Since the layer in this app did not have
timeInfo defined on the service, we instead use the
perimeterdatetime field on the service, and manually set the TimeSlider
fullTimeExtent. Then, we watch the
timeSlider.timeExtent property, and filter the data in the layer by that date using
Filter data by attributes
Data filter animations don’t always have to be done by time – you can also create an animation by filtering the attributes of a layer. These kinds of animations can be useful when looking at election results, demographics, income, etc.
In the following example, we animate the median income in Los Angeles using
layerView.effect. Effect allows you to emphasize or deemphasize features that satisfy a given filter. Unlike
effect all available features are shown in the map, but an effect is applied to features that satisfy the filter.
Animating attributes can be a useful way to add animations to a layer with fixed geometries or locations, such as maps showing administrative boundaries (countries, states, counties). To animate attributes in your layer, you will update the renderer on each animation frame or slider change.
Visual variable animation
In this type of animation, you would update the visual variable stops of the renderer on each animation frame or slider change while keeping the data variable fixed. In this type of visualization, you are only looking at a single field or column of interest in the table.

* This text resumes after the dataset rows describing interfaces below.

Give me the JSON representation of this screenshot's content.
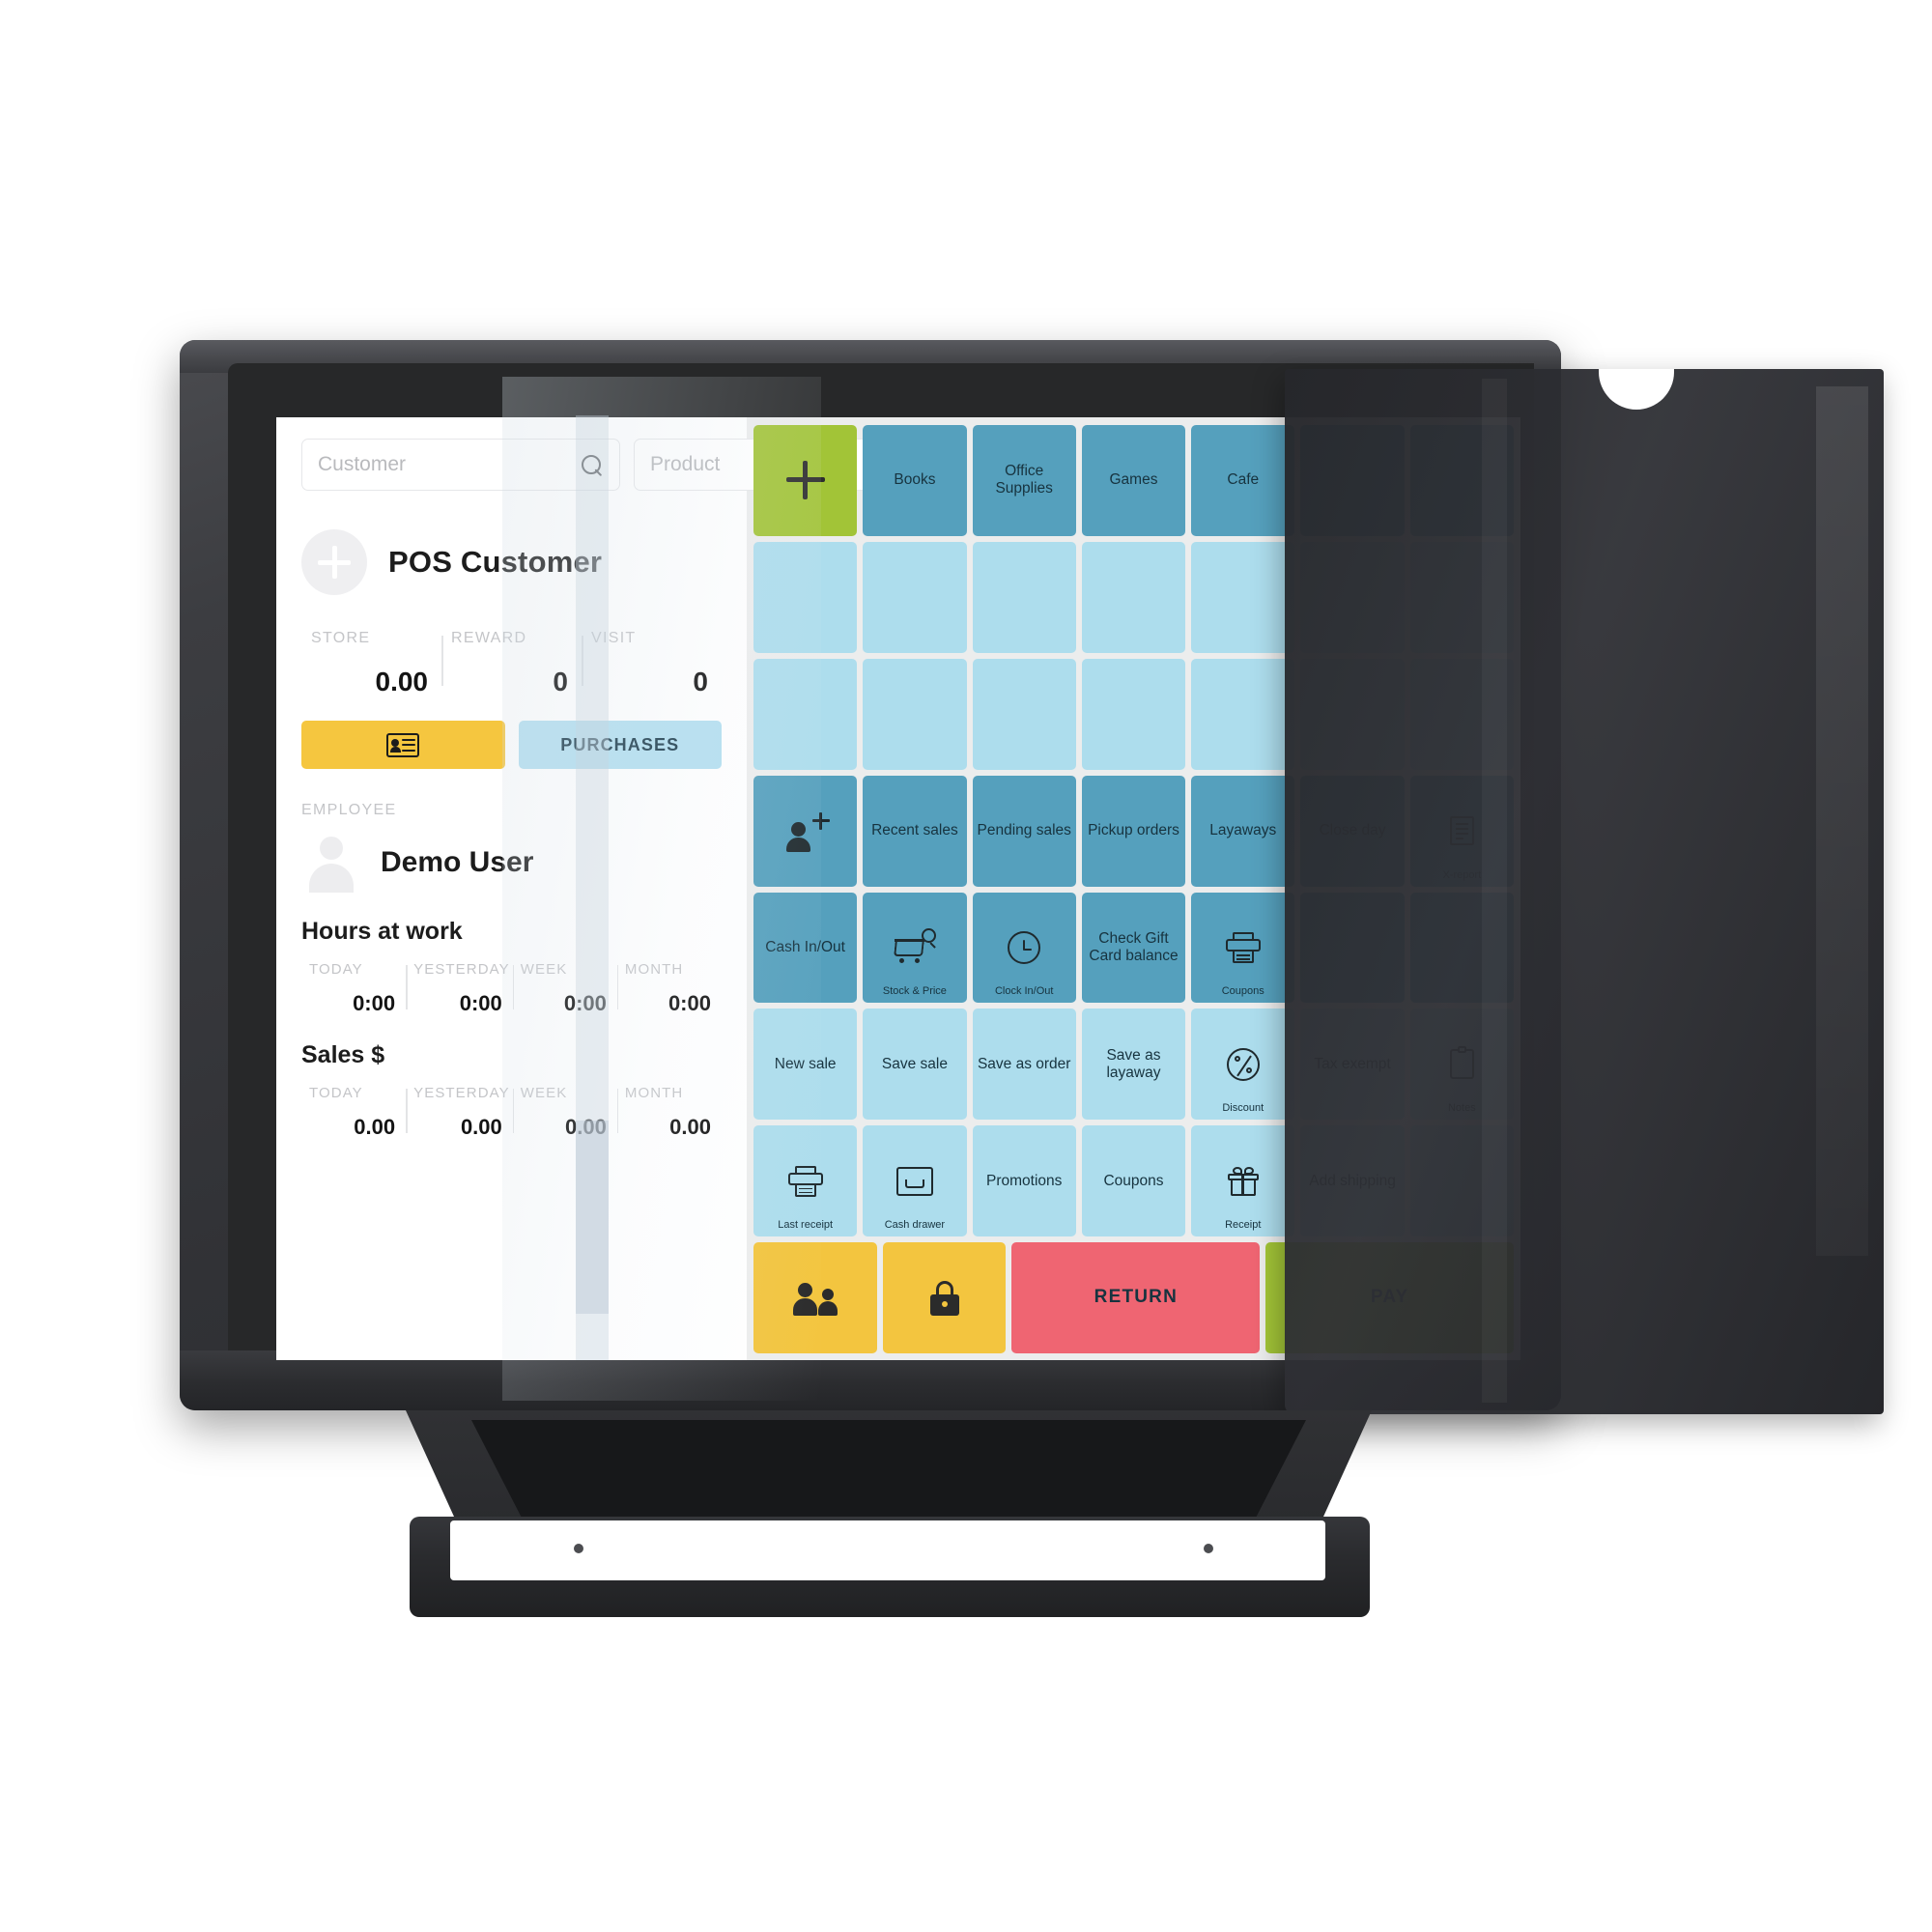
{
  "device": {
    "type": "pos-touch-terminal",
    "accent_blue": "#55a0bd",
    "accent_light_blue": "#addded",
    "accent_green": "#a2c437",
    "accent_yellow": "#f3c53f",
    "accent_red": "#ef6572"
  },
  "search": {
    "customer_placeholder": "Customer",
    "customer_value": "",
    "product_placeholder": "Product",
    "product_value": ""
  },
  "customer": {
    "name": "POS Customer",
    "stats": [
      {
        "label": "STORE",
        "value": "0.00"
      },
      {
        "label": "REWARD",
        "value": "0"
      },
      {
        "label": "VISIT",
        "value": "0"
      }
    ],
    "purchases_label": "PURCHASES"
  },
  "employee": {
    "section_label": "EMPLOYEE",
    "name": "Demo User",
    "hours": {
      "title": "Hours at work",
      "columns": [
        {
          "label": "TODAY",
          "value": "0:00"
        },
        {
          "label": "YESTERDAY",
          "value": "0:00"
        },
        {
          "label": "WEEK",
          "value": "0:00"
        },
        {
          "label": "MONTH",
          "value": "0:00"
        }
      ]
    },
    "sales": {
      "title": "Sales $",
      "columns": [
        {
          "label": "TODAY",
          "value": "0.00"
        },
        {
          "label": "YESTERDAY",
          "value": "0.00"
        },
        {
          "label": "WEEK",
          "value": "0.00"
        },
        {
          "label": "MONTH",
          "value": "0.00"
        }
      ]
    }
  },
  "grid": {
    "row1": [
      {
        "label": "",
        "icon": "plus-icon",
        "color": "green"
      },
      {
        "label": "Books",
        "icon": "",
        "color": "blue"
      },
      {
        "label": "Office Supplies",
        "icon": "",
        "color": "blue"
      },
      {
        "label": "Games",
        "icon": "",
        "color": "blue"
      },
      {
        "label": "Cafe",
        "icon": "",
        "color": "blue"
      },
      {
        "label": "",
        "icon": "",
        "color": "blue"
      },
      {
        "label": "",
        "icon": "",
        "color": "blue"
      }
    ],
    "row2": [
      {
        "label": "",
        "color": "ltblue"
      },
      {
        "label": "",
        "color": "ltblue"
      },
      {
        "label": "",
        "color": "ltblue"
      },
      {
        "label": "",
        "color": "ltblue"
      },
      {
        "label": "",
        "color": "ltblue"
      },
      {
        "label": "",
        "color": "ltblue"
      },
      {
        "label": "",
        "color": "ltblue"
      }
    ],
    "row3": [
      {
        "label": "",
        "color": "ltblue"
      },
      {
        "label": "",
        "color": "ltblue"
      },
      {
        "label": "",
        "color": "ltblue"
      },
      {
        "label": "",
        "color": "ltblue"
      },
      {
        "label": "",
        "color": "ltblue"
      },
      {
        "label": "",
        "color": "ltblue"
      },
      {
        "label": "",
        "color": "ltblue"
      }
    ],
    "row4": [
      {
        "label": "",
        "icon": "add-customer-icon",
        "color": "blue"
      },
      {
        "label": "Recent sales",
        "icon": "",
        "color": "blue"
      },
      {
        "label": "Pending sales",
        "icon": "",
        "color": "blue"
      },
      {
        "label": "Pickup orders",
        "icon": "",
        "color": "blue"
      },
      {
        "label": "Layaways",
        "icon": "",
        "color": "blue"
      },
      {
        "label": "Close day",
        "icon": "",
        "color": "blue"
      },
      {
        "label": "",
        "icon": "x-report-icon",
        "caption": "X-report",
        "color": "blue"
      }
    ],
    "row5": [
      {
        "label": "Cash In/Out",
        "icon": "",
        "color": "blue"
      },
      {
        "label": "",
        "icon": "stock-price-icon",
        "caption": "Stock & Price",
        "color": "blue"
      },
      {
        "label": "",
        "icon": "clock-icon",
        "caption": "Clock In/Out",
        "color": "blue"
      },
      {
        "label": "Check Gift Card balance",
        "icon": "",
        "color": "blue"
      },
      {
        "label": "",
        "icon": "printer-icon",
        "caption": "Coupons",
        "color": "blue"
      },
      {
        "label": "",
        "icon": "",
        "color": "blue"
      },
      {
        "label": "",
        "icon": "",
        "color": "blue"
      }
    ],
    "row6": [
      {
        "label": "New sale",
        "icon": "",
        "color": "ltblue"
      },
      {
        "label": "Save sale",
        "icon": "",
        "color": "ltblue"
      },
      {
        "label": "Save as order",
        "icon": "",
        "color": "ltblue"
      },
      {
        "label": "Save as layaway",
        "icon": "",
        "color": "ltblue"
      },
      {
        "label": "",
        "icon": "percent-icon",
        "caption": "Discount",
        "color": "ltblue"
      },
      {
        "label": "Tax exempt",
        "icon": "",
        "color": "ltblue"
      },
      {
        "label": "",
        "icon": "notes-icon",
        "caption": "Notes",
        "color": "ltblue"
      }
    ],
    "row7": [
      {
        "label": "",
        "icon": "printer-icon",
        "caption": "Last receipt",
        "color": "ltblue"
      },
      {
        "label": "",
        "icon": "cash-drawer-icon",
        "caption": "Cash drawer",
        "color": "ltblue"
      },
      {
        "label": "Promotions",
        "icon": "",
        "color": "ltblue"
      },
      {
        "label": "Coupons",
        "icon": "",
        "color": "ltblue"
      },
      {
        "label": "",
        "icon": "gift-icon",
        "caption": "Receipt",
        "color": "ltblue"
      },
      {
        "label": "Add shipping",
        "icon": "",
        "color": "ltblue"
      },
      {
        "label": "",
        "icon": "",
        "color": "ltblue"
      }
    ],
    "row8": [
      {
        "label": "",
        "icon": "people-icon",
        "color": "yellow"
      },
      {
        "label": "",
        "icon": "lock-icon",
        "color": "yellow"
      },
      {
        "label": "RETURN",
        "icon": "",
        "color": "red",
        "wide": true
      },
      {
        "label": "PAY",
        "icon": "",
        "color": "green",
        "wide": true
      }
    ]
  }
}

This example shows New York City building footprints visualized by their construction year with animations added to show when the building was built. A slider is set up to move through each year. In the year the building was constructed, the footprint will flash bright blue, then will gradually turn purple as the years continue so we can still see where these existing building footprints are located in the more recent years.
Let’s take a look at some code to see how this is done. The

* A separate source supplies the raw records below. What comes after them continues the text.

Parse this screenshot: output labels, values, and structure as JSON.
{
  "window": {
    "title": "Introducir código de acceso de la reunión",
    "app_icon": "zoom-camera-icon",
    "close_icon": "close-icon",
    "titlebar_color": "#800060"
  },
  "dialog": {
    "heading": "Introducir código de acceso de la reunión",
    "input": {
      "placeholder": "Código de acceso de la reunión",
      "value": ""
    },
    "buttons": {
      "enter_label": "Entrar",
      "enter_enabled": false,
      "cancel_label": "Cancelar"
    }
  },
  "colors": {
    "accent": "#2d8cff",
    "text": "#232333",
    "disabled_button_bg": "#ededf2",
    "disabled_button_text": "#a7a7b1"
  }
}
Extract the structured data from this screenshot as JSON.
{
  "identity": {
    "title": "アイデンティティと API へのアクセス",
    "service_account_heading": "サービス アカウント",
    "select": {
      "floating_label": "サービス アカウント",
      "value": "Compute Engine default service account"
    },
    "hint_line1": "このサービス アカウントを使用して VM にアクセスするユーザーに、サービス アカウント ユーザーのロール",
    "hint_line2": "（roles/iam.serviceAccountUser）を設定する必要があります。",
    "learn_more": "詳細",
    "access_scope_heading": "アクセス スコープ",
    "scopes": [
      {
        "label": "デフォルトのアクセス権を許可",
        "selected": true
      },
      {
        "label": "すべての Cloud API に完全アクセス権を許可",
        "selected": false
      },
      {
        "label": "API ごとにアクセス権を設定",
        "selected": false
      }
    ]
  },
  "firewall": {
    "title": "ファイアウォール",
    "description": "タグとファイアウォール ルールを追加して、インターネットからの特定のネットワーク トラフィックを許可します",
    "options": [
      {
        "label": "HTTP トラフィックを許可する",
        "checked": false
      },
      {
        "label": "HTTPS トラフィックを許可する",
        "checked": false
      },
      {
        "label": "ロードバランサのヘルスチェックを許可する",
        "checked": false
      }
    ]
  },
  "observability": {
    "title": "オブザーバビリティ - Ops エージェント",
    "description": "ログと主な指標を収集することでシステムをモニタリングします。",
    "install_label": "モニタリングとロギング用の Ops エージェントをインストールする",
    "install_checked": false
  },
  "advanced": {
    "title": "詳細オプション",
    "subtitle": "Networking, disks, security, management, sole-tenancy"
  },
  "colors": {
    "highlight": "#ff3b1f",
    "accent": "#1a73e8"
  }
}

animate function (shown below) is called every time the slider updates, which updates the year value and passes that value to the
setYear updates some UI elements, but more importantly, updates the renderer based on the year value.

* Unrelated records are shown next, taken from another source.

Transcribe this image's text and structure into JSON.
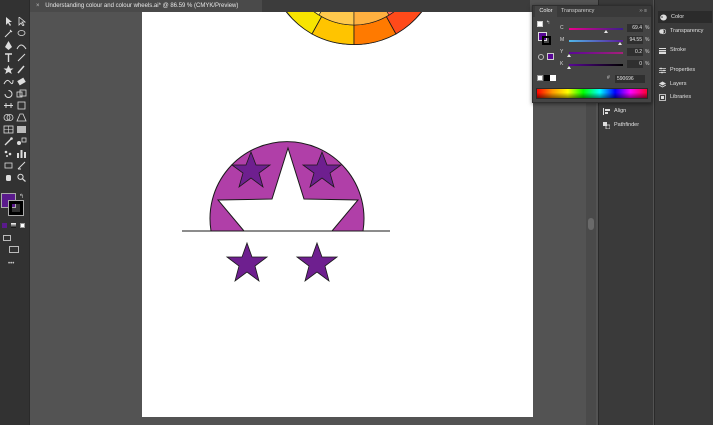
{
  "document": {
    "tab_title": "Understanding colour and colour wheels.ai* @ 86.59 % (CMYK/Preview)",
    "close_glyph": "×"
  },
  "toolbar": {
    "tools": [
      "selection-tool",
      "direct-selection-tool",
      "pen-tool",
      "curvature-tool",
      "type-tool",
      "line-tool",
      "rectangle-tool",
      "paintbrush-tool",
      "shaper-tool",
      "eraser-tool",
      "rotate-tool",
      "scale-tool",
      "width-tool",
      "free-transform-tool",
      "shape-builder-tool",
      "perspective-tool",
      "mesh-tool",
      "gradient-tool",
      "eyedropper-tool",
      "blend-tool",
      "symbol-sprayer-tool",
      "column-graph-tool",
      "artboard-tool",
      "slice-tool",
      "hand-tool",
      "zoom-tool"
    ],
    "fill_color": "#5a1a8c",
    "stroke_color": "#000000",
    "more_label": "•••"
  },
  "color_panel": {
    "tabs": [
      "Color",
      "Transparency"
    ],
    "menu_glyph": "›› ≡",
    "channels": [
      {
        "letter": "C",
        "value": "69.4",
        "fraction": 0.694,
        "track_color": "#00aeef"
      },
      {
        "letter": "M",
        "value": "94.55",
        "fraction": 0.9455,
        "track_color": "#ec008c"
      },
      {
        "letter": "Y",
        "value": "0.2",
        "fraction": 0.002,
        "track_color": "#fff200"
      },
      {
        "letter": "K",
        "value": "0",
        "fraction": 0.0,
        "track_color": "#231f20"
      }
    ],
    "percent_sign": "%",
    "hex_symbol": "#",
    "hex_value": "590696",
    "current_color": "#590696"
  },
  "dock_right": {
    "items": [
      "Color",
      "Transparency",
      "Stroke",
      "Properties",
      "Layers",
      "Libraries"
    ]
  },
  "dock_mid": {
    "items": [
      "Align",
      "Pathfinder"
    ]
  },
  "artwork": {
    "wheel_colors": [
      "#1a8a3a",
      "#f7e400",
      "#ffb400",
      "#ff5a1e",
      "#ff2a00",
      "#fff6a8",
      "#ffd08a",
      "#ff9a8a",
      "#ffe566",
      "#ffc94d",
      "#ff7a59"
    ],
    "purple_light": "#b03fa8",
    "purple_dark": "#6e1f8f",
    "outline": "#1a1a1a"
  }
}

createRenderer function updates the values of the stops in the visual variable, so buildings constructed during the current year on the slider are always shown in bright blue, buildings constructed 10 years prior will be shown in magenta, and 50 years prior will be shown in a dark purple. It’s important to note here that only the values of the stops are changing, the colors of each stop stay constant, as does the data field.
Data variable animation
Similar to visual variable animation, data variable animation also uses fixed geometry or locations, but instead of updating the stop of a visual variable, you update the data variable you use to render the layer. This requires you to have a field for each attribute at each time interval. Depending on the amount of data, this may result in a very wide table. This doesn’t always have to be animated by time, it could also be another dimension (like depth).
Data variable animation by time
The following example shows global temperature anomalies over the past 100+ years. This layer contains one field for each year – from 1880 to 2018, and as the slider updates, we update the renderer to point to the field that matches the slider.
The resulting animation can be seen below. The color blue represents areas where it was cooler than normal and the color red shows areas where it was warmer than normal. As we animate through this data, we can see that what was once a cooler world is becoming warmer and warmer. Open the app by clicking on the GIF below and notice the performance as you update the slider – the renderer updates so quickly!
Looking for more advanced animations?
The JSAPI also provides support for more advanced animations through custom WebGL layers that can be extended from existing layer types. To get started and learn more about animations with custom WebGL layer views, check out this sample.
For more of a deep dive into animating data with a custom layer view, my colleague Dario D’Amico wrote a detailed blog post about visualizing and animating flow with a custom WebGL layer. The result is pretty stunning. Check it out!